Crank up your oven! Roasting is a super easy and tasty way to serve up tender slices of beef, pork, poultry, lamb, and veal. We'll teach you the basics of how to do it, and our handy-dandy guide will tell you exactly how long to roast each cut of meat, right down to the pound. Whether you're roasting a pound of pork tenderloin or a 10-pound rib roast, we have all the info you need to guarantee it comes out plate-scraping good.
Roasting is one of our favorite set-and-forget cooking methods. As an added bonus to the rich, slow-cooked flavors, roasting fills your house with warm and delicious aromas.
This dry-heat method of cooking is well-suited to large cuts of meat, poultry, and fish. It can also be used to caramelize the natural sugars in fruits and vegetables to make even picky eaters fall in love with the flavors.

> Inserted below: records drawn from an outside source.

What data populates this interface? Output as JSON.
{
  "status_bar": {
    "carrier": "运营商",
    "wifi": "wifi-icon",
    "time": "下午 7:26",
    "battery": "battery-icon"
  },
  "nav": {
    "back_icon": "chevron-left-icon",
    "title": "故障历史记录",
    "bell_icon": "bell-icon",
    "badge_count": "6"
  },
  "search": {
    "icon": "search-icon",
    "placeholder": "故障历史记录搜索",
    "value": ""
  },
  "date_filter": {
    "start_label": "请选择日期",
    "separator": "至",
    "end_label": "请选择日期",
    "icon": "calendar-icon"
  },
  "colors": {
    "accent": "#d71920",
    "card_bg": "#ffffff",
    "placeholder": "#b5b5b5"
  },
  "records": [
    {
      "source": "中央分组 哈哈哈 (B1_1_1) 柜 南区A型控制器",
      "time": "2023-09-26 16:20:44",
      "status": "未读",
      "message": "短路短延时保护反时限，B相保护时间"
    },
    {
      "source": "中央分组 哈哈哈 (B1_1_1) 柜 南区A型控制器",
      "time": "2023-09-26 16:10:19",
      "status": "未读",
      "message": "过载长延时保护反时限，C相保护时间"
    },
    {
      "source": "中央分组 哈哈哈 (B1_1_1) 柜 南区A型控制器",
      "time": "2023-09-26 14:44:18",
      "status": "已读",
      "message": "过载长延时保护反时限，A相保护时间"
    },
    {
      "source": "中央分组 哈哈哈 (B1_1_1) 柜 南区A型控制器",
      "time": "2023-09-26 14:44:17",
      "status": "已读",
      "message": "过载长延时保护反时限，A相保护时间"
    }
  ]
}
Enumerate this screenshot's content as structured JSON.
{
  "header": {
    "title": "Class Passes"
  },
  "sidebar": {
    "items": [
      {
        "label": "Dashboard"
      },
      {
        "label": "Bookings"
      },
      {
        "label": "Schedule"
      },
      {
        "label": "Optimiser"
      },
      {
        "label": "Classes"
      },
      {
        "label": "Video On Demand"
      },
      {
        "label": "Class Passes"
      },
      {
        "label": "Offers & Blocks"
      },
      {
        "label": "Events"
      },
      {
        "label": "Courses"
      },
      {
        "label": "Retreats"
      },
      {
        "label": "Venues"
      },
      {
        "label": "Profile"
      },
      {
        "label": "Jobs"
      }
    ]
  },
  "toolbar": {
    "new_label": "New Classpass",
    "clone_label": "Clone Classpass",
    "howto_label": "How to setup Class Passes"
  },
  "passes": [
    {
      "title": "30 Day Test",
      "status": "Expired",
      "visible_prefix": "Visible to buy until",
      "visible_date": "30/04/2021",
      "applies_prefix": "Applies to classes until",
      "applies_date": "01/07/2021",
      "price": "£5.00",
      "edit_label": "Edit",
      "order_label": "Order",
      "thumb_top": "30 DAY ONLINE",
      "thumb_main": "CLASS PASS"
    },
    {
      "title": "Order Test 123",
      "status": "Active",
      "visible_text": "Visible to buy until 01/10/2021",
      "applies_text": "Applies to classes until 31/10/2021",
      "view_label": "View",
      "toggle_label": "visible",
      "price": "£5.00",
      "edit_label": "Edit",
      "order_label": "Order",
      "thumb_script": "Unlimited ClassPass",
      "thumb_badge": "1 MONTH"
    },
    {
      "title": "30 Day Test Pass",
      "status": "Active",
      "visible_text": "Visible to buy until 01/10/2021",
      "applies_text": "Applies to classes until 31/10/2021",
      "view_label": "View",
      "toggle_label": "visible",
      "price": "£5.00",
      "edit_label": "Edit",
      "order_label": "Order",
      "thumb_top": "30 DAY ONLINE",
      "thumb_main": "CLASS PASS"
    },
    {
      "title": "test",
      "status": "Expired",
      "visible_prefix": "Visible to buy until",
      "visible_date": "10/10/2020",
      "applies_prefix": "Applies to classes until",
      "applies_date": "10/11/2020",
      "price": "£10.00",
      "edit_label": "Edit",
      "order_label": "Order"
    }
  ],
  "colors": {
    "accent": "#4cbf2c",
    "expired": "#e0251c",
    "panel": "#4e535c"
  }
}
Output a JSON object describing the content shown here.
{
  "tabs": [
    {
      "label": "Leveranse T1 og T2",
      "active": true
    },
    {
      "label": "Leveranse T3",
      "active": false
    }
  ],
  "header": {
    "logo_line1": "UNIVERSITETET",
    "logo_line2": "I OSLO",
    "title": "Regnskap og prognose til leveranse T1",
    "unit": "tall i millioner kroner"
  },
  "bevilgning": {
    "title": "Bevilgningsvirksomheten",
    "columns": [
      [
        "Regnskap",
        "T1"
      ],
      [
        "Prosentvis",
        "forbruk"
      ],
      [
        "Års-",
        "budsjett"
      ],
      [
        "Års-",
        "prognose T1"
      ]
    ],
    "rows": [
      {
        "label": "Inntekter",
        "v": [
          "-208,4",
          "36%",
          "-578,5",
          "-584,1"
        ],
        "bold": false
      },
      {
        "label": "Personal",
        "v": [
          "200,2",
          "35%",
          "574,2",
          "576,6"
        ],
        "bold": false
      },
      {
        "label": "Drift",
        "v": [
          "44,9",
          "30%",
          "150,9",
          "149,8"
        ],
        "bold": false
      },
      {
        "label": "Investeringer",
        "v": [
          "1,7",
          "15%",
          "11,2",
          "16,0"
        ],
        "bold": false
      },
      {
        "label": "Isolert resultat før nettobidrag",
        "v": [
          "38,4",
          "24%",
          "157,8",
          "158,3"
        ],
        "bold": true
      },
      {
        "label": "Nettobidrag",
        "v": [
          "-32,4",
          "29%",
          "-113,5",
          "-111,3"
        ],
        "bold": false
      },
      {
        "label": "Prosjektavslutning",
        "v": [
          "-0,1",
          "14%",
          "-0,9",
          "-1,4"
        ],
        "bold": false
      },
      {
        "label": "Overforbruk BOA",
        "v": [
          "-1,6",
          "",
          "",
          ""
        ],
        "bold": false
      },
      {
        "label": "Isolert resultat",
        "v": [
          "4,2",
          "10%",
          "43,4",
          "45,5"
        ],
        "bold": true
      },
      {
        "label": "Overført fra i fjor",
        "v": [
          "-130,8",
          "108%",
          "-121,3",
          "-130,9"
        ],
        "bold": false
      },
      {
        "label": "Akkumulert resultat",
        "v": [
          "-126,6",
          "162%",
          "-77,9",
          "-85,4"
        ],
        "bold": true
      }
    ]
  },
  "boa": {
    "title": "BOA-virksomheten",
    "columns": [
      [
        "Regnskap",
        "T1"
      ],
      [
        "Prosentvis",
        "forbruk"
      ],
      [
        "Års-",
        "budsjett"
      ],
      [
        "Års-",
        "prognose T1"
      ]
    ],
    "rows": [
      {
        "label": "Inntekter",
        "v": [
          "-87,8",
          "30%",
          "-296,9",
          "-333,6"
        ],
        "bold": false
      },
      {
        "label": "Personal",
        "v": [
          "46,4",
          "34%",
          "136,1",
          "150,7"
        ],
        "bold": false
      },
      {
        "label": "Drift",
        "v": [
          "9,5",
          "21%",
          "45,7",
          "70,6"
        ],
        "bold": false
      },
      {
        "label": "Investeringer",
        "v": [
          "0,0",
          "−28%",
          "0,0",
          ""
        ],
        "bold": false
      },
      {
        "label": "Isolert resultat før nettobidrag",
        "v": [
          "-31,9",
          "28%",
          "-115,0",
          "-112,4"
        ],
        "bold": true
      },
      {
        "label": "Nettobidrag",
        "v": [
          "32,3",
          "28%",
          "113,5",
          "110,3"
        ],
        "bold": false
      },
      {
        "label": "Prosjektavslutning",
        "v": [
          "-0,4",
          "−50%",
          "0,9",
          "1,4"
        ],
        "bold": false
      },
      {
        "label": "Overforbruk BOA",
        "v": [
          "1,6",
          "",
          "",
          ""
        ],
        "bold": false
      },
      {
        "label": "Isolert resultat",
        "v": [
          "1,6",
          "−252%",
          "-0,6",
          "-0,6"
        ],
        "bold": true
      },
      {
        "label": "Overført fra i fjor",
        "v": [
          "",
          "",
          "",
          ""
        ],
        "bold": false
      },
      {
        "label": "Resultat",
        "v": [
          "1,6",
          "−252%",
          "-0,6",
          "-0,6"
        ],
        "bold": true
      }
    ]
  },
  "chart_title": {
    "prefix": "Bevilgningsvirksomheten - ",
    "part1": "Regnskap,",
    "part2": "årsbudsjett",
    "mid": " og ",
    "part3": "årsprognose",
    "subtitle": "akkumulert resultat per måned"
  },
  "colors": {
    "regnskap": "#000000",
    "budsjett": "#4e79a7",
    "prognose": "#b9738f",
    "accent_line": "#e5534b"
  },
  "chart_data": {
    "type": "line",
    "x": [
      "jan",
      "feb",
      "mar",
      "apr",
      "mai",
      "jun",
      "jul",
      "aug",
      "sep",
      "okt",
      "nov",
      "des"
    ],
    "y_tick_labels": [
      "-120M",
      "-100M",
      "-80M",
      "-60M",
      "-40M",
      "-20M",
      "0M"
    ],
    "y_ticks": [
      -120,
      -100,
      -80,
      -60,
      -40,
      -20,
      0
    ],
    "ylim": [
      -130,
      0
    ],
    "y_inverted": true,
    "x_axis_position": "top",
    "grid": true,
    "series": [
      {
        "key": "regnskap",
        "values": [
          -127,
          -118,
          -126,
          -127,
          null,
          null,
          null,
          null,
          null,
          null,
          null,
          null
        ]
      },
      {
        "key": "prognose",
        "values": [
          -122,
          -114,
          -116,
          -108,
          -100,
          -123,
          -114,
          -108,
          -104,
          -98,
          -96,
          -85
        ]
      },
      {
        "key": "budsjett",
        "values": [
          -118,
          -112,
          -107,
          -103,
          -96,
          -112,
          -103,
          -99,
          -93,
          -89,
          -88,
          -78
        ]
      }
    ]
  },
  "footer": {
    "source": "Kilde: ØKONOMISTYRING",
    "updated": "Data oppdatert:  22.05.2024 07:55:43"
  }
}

Food is usually roasted in an uncovered pan in the oven. Because roasted foods are cooked at high heat with little―if any―added moisture, they take on a crusty browned exterior and a moist interior. When choosing a roasting pan, search for the "Goldilocks" fit—not too big and not too small. No part of the food should hang out of the pan, but if the pan is too small, any juices that are released will likely burn. The food should fit comfortably with no more than an inch or two of space between it and the sides of the pan. If you like to use the drippings from a roast or chicken to make gravy, invest in a heavy aluminum pan that can be placed directly over a flame or electric burner.
A roasting rack helps elevate the food out of any juices it releases so that it truly roasts and does not stew or steam, ensuring the delicious crust and crispy skin that are part of the appeal of roasted foods.
You'll definitely want these tips handy for your Thanksgiving turkey, but you can put them to good use during the rest of the year, too! Follow the roasting tips below for poultry. Since birds vary in size, shape, and tenderness, adjust accordingly using our handy roasting temperature chart as a guide.
Showstopper dinners, here we come! While they're a little different than the instructions for roasting poultry, these steps will still give you tender, juicy, melt-in-your-mouth meat. Follow these tips for roasting beef, lamb, pork, and veal. To know how long to roast each cut of meat, be sure to check our roasting guide.
A meat thermometer helps you roast perfectly cooked meat every time. To be sure you get an accurate reading, insert the thermometer into the center of the largest muscle or thickest portion of the meat. The thermometer should not touch any fat or bone. When the meat reaches the desired doneness, push in the thermometer a little farther. If the temperature drops, continue cooking. If it stays the same, remove the meat. Cover the meat and let it stand about 15 minutes before carving. (It will continue to cook while standing.)